Some time after the portray was completed, Velazquez lastly made it into the Order of Santiago. One of the perimeter mysteries of the portray is why he already has the cross of the Order on his jacket when he did not have it on the time of portray. There are pretty, contradictory theories about this, after all. And this jogs my memory: after I noticed the portray final week, I by no means noticed it alone. Room 12 is crowded, and it is typically crowded with giant teams of Spanish faculty kids, obediently cross-legged in entrance of it, listening to a instructor or a information.
There are worse fates, I reckon, than to be surrounded by crowds like that, younger folks studying, selecting whether or not or to not be bored, selecting how far to transcend the body.

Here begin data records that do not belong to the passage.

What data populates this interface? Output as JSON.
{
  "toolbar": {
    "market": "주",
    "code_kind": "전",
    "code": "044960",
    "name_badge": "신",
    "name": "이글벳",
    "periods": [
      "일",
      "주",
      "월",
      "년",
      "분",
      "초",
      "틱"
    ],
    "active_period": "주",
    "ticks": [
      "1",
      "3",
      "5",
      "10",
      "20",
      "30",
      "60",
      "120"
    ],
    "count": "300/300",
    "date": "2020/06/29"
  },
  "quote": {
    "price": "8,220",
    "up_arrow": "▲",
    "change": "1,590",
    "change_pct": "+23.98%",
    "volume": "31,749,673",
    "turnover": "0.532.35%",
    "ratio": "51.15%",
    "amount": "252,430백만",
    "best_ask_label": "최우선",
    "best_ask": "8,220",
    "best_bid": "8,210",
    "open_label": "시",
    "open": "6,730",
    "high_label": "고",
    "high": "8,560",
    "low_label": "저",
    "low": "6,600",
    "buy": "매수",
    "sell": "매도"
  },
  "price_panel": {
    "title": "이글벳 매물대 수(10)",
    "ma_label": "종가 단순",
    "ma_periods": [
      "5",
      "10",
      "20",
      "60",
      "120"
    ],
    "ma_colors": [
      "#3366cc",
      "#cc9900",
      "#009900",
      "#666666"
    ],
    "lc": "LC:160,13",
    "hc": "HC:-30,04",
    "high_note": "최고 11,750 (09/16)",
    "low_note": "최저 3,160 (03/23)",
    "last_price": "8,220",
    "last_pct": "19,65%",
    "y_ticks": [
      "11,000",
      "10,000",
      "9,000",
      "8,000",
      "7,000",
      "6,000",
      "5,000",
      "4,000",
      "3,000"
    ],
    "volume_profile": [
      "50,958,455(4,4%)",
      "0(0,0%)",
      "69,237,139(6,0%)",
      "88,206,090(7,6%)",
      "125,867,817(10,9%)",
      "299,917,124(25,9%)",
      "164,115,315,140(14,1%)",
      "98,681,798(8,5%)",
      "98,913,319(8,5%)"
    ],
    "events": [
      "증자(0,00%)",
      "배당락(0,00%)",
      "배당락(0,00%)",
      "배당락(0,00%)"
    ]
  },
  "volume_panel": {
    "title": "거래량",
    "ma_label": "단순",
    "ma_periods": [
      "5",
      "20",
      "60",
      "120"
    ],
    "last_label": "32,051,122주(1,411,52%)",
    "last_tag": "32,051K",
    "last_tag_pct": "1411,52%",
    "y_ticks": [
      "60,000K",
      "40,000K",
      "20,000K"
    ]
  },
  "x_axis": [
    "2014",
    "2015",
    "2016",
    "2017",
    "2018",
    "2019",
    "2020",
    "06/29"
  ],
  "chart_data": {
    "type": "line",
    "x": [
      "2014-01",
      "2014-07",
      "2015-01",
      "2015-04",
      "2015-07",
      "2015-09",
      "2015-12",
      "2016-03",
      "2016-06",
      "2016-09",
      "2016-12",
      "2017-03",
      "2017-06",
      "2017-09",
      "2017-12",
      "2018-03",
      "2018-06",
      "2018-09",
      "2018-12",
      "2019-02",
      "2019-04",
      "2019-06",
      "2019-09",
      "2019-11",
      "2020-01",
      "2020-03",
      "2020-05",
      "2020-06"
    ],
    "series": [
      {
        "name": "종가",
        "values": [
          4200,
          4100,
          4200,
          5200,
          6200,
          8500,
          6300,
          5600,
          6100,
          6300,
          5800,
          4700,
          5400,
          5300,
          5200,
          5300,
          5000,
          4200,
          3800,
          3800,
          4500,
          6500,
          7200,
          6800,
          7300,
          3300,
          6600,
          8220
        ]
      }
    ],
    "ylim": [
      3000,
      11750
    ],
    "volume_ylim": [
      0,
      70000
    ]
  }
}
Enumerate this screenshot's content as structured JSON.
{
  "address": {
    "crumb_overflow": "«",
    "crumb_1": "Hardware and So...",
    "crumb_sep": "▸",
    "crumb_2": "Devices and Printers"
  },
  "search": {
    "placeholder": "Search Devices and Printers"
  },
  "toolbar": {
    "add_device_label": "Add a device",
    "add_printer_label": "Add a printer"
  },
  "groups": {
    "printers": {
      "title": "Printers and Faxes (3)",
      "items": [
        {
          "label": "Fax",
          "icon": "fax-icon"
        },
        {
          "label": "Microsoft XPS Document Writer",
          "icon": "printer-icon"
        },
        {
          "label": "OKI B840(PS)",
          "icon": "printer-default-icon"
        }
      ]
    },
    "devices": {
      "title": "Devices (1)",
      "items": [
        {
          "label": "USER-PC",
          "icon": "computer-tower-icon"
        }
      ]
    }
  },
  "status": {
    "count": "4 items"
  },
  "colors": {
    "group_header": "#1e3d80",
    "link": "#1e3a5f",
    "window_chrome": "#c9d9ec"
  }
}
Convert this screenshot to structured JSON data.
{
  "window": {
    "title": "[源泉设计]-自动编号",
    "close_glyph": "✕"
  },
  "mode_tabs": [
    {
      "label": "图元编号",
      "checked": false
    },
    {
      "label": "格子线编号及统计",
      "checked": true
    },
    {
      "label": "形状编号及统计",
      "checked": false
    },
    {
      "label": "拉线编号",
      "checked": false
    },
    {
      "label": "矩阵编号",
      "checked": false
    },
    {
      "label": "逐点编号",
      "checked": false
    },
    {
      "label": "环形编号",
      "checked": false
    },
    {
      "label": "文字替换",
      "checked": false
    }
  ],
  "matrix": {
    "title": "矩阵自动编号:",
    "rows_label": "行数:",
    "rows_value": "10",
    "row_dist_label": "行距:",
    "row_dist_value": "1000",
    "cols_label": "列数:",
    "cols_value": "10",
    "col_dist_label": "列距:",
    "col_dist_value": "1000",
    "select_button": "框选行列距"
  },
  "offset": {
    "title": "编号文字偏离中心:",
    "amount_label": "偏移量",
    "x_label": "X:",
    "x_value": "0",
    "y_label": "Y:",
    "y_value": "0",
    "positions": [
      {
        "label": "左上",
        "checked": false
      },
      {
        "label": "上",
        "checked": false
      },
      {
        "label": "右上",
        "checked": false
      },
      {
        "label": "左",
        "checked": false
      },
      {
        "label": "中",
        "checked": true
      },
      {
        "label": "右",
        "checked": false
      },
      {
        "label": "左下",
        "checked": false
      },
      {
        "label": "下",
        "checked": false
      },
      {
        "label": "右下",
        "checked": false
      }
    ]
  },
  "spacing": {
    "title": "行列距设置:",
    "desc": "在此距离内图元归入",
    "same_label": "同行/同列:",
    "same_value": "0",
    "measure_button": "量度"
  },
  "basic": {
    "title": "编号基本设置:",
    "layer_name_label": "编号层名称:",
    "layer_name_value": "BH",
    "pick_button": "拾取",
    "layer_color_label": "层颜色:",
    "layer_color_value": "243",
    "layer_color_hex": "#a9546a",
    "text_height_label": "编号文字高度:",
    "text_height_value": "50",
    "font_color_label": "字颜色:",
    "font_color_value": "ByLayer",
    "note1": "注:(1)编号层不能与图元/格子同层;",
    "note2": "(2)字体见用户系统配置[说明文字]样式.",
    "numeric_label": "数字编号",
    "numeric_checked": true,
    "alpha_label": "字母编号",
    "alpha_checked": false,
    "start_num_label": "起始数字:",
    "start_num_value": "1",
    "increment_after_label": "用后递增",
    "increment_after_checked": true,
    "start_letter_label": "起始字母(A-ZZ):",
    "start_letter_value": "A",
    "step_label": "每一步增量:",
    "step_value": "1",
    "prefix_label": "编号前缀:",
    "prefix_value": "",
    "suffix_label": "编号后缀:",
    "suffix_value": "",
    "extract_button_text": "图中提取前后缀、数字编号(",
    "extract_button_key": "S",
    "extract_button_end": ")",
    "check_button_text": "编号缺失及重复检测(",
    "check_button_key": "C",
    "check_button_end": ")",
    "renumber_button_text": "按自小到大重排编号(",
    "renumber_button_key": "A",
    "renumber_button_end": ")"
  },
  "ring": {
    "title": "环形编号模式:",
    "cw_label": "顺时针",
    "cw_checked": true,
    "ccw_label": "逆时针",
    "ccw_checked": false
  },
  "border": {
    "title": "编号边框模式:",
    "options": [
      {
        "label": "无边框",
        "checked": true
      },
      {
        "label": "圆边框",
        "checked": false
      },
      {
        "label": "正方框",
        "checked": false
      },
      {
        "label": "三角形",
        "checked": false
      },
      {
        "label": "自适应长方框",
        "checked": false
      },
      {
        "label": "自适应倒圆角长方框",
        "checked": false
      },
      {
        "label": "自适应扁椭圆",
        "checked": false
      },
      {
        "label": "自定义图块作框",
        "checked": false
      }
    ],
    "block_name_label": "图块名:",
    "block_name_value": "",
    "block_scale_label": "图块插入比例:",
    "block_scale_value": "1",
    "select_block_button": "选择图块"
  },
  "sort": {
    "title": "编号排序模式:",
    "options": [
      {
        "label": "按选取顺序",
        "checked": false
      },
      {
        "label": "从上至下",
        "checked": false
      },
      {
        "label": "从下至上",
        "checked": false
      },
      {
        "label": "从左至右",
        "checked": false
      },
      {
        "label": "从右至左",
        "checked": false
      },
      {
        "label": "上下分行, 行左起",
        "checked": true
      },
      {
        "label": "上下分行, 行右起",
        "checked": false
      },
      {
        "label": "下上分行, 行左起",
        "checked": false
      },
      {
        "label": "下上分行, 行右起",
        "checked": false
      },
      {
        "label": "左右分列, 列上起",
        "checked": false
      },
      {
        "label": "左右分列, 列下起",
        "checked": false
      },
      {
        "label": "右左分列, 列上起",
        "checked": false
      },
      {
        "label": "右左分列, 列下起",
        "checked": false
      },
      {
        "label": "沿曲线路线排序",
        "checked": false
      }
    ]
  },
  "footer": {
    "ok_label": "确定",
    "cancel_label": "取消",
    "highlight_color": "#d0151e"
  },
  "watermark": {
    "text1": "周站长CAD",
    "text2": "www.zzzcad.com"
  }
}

On the final day I visited one of many faculty youngsters had slightly cardboard image with them, hand-made and taped to the entrance of their cardigan. It was a crimson cross – the cross of the Order of Santiago.
Laura Cumming’s The Vanishing Man has been central to my understanding of Las Meninas, akin to it’s. I am additionally beholden to her earlier guide, A Face to the World, in addition to Matt’s Old Masters: Titian, Rubens, Velazquez, Hogarth, by Matthew Collings, Velazquez and the Surrender of Breda, by Anthony Bailey, Red Thread: On Mazes and Labyrinths, by Charlotte Higgins, Everything is Happening, by Michael Jacobs, and The Ladies-in-Waiting, by Javier Olivares and Santiago Garcia.